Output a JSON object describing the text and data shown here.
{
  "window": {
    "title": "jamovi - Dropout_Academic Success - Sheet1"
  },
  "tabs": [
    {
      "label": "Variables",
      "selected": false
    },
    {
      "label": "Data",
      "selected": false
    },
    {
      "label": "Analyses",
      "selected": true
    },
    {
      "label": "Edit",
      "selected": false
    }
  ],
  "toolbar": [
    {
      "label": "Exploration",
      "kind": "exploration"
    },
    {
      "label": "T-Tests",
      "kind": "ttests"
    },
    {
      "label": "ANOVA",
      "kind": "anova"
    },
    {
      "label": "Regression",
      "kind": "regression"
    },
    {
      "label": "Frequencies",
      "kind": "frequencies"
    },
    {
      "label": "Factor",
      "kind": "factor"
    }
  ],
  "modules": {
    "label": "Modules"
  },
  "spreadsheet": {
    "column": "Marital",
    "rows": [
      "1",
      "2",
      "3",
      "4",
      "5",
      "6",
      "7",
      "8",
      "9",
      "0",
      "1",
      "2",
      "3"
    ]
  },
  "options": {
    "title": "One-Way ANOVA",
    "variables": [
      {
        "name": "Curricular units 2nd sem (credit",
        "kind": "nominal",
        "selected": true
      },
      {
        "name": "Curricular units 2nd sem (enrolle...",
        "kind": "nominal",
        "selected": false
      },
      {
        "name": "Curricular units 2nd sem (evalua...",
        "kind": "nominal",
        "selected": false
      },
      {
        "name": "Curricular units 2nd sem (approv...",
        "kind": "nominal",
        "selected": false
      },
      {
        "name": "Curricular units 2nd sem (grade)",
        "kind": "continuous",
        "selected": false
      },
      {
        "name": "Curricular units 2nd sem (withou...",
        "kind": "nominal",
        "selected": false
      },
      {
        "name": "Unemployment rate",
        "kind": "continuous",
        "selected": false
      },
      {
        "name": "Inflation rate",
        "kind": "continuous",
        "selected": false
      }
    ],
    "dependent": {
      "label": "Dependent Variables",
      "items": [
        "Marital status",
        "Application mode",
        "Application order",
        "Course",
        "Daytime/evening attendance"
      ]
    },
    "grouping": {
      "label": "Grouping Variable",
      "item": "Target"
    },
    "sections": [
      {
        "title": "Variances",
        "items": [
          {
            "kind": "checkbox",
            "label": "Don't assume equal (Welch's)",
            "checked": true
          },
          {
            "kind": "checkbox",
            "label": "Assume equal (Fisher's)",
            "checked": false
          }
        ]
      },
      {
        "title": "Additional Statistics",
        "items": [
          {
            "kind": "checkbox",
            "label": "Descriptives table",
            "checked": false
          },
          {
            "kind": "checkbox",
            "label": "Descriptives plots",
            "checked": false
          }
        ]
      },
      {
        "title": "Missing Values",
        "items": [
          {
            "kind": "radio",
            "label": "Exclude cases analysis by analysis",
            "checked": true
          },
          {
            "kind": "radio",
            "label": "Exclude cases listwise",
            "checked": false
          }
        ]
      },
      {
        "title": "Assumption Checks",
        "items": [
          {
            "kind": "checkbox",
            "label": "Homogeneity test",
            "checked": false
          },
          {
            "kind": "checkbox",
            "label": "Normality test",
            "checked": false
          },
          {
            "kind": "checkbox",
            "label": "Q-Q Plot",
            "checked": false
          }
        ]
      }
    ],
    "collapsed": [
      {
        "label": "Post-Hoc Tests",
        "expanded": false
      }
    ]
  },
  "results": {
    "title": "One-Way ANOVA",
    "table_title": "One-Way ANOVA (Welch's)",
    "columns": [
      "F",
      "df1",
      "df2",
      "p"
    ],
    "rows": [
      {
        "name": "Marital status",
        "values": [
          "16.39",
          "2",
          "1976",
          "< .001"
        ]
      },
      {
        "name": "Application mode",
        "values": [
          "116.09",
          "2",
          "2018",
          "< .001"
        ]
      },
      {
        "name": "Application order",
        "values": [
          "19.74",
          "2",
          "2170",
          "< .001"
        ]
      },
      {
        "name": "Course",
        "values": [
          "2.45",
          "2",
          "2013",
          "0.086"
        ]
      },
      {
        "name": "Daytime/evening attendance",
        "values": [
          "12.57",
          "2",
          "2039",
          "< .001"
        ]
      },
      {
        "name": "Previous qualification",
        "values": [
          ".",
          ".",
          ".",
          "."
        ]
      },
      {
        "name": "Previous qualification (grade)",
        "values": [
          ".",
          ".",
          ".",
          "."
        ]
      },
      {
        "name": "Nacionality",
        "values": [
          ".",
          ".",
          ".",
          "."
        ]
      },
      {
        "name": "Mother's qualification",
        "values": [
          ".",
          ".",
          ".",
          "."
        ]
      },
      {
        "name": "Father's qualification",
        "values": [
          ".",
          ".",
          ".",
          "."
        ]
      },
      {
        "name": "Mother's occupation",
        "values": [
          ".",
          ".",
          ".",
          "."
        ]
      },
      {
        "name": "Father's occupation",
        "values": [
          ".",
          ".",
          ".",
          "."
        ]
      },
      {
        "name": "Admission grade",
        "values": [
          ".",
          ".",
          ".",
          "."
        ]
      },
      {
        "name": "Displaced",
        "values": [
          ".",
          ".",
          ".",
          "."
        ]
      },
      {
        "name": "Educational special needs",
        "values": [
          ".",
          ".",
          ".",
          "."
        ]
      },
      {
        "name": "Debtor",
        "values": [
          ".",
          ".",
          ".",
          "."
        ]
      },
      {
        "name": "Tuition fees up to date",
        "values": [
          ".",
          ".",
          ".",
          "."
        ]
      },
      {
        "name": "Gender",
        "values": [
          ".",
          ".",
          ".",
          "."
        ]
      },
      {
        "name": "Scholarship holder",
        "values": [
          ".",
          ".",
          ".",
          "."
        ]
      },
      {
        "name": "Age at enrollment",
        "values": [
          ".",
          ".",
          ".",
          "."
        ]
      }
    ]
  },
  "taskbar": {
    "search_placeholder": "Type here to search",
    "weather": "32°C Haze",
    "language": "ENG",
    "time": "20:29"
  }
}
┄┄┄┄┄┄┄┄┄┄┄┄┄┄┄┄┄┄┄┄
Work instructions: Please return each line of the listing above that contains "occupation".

Response to this task:
        "name": "Mother's occupation",
        "name": "Father's occupation",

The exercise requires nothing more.